Journey to faith: Iran pushes heritage agenda at UNESCO, seeks status for Razavi pilgrimage
The spiritual tradition of pilgrimage to the holy shrine of Imam Reza (AS) along with sustained efforts to safeguard hospitality services for Razavi pilgrims may soon join UNESCO’s listing of cultural treasures.
Iran has asked the United Nations cultural agency UNESCO to recognize officially the concept of ‘Good safeguarding practices to improve hospitality services for Razavi Pilgrims’, an official said. An all-inclusive dossier on the spiritual pilgrimage site and its associated rituals has been submitted to the UN cultural body for possible inscription on the register of good safeguarding practices, IRIB quoted Mostafa Pourali, who is in charge of Registration, Preservation, and Restoration of Spiritual and Natural Heritage sites at the Ministry of Heritage, Culture, Tourism, and Handicrafts, as saying on Wednesday. As mentioned by the UN cultural body, the rituals and ceremonies merged with the pilgrimage rites are generated based on the social and religious needs and requirements rooted in the public believes, the consistency and persistence of which exhibit their significance and values. Moreover, the tradition of pilgrimage to the holy shrine, which is situated in the northeastern city of Mashhad was registered on the National Intangible Cultural Heritage List by the Ministry of Cultural Heritage, Tourism and Handicrafts last year under the number 2015 upon a proposal offered by the tourism department of Khorasan Razavi province. Mashhad, the provincial capital, is Iran’s holiest and second-largest city. Its raison d’être is the striking shrine complex of the eighth Shia Imam that is encircled by dozens of five-star hotels and many other accommodation centers. Mashhad and the buffer zone of the complex present a unique approach and exercise towards the development of pilgrimage areas during history concerning a city and its religious core, in a way that the expression of the pilgrimage concept can be vividly seen in the architectural and urban planning of the city. The Imam Reza complex, in general also in detail enjoys unique creativity and genius, altogether has formed a unique cultural, artistic masterpiece all over the world.
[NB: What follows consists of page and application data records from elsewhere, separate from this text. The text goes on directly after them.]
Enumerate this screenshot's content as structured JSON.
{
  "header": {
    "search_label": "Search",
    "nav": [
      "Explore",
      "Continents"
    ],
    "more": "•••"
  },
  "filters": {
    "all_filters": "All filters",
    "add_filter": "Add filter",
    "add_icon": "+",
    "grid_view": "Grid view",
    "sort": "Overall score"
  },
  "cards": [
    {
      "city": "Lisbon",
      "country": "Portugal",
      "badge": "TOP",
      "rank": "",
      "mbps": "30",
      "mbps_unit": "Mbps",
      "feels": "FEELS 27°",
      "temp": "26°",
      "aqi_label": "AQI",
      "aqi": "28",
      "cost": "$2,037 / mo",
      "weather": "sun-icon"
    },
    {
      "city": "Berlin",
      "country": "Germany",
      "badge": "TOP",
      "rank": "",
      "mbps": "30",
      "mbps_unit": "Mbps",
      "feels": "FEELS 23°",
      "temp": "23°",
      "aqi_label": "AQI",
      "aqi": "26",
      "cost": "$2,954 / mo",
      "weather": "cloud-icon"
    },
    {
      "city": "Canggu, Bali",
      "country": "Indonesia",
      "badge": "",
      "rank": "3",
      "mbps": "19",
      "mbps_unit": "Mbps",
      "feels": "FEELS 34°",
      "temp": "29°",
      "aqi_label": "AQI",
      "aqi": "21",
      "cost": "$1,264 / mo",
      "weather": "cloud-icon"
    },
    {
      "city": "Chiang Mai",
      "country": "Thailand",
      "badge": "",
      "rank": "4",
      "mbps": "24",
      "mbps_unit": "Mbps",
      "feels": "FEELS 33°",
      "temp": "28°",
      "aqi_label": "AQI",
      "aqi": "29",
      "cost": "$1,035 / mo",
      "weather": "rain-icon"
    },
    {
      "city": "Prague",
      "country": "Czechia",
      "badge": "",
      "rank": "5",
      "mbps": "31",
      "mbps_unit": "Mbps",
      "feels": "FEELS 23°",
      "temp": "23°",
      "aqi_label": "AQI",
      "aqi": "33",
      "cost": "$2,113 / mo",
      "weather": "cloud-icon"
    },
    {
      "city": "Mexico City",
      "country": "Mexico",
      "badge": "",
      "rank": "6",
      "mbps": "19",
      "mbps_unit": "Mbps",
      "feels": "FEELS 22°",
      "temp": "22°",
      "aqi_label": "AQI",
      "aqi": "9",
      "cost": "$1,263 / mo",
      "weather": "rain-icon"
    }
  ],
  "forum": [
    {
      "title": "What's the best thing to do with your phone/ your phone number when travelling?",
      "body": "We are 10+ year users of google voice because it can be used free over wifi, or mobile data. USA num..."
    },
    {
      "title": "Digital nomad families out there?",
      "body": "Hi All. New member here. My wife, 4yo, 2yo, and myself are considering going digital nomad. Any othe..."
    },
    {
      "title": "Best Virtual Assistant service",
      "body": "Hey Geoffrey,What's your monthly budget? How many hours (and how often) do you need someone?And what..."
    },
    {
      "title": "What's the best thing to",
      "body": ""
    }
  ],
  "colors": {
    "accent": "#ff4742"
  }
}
The architectural design of the complex has also complied with these traditions and rituals to address the needs of people and the urban landscape. Every year, over 20 million pilgrims visit the holy shrine and perform a set of traditions, one of which is the upper mentioned salutation rituals. Historical data suggests that the complex has been developed in different stages of time according to the needs of the people and rituals associated with the holy shrine, yet the structure, design concepts, forms, material, tangible and intangible aspects, morphology, entering circumstances, praying rites and the spirit of the complex retained its authenticity and integrity the whole time and with legal and religious support of authorities and people. Going through the authentic literature on the initial status of the holy shrine elucidates that the shrine has also had a dome and court composition for the complex at its early stages. During the history of Iran, all the governments have had the concern to preserve and maintain the holy shrine as a value for all the generations and people and as an origin to retain the concepts constantly throughout centuries. According to UNESCO, the holy shrine is the most significant element giving identity to the urban area of Mashhad. The city is of exceptional examples formed based on the Shia and pilgrimage culture. From a spiritual point of view, the complex has significance regarding the traditions, view rites to the holy shrine, approaching circumstances, saluting, Tawaf, consecration, etc. Its buildings formed progressively during almost a thousand years, around which the city of Mashhad was created according to the needs of this outstanding pilgrimage center. The relation of the city and the holy shrine during different periods lead to a unique experience in the urban planning of the area, a practice which later transferred to the other pilgrimage cities by visitors especially Shias. This way, the complex features a continuous artistic architectural style whose progress spreads over centuries, representing a unique masterpiece of creating a sacred space. It boasts architectural and artistic elements of the Seljuk, Ilkhanid, Timurid, Safavid, Qajar, and the contemporary period. A great number of important structures of the region, including schools, mosques, the memorials of the mystics. Especially in great Khorasan, have been inspired by this complex. Regarding the cultural, historic, and architectural aspects, as mentioned by UNESCO, the complex could be comparable with several other religious complexes such as “Saint Peter’s Tomb” in the Vatican, “Mahabodhi Temple” in India, “Mount Emei” in China and “Lumbini” in Nepal.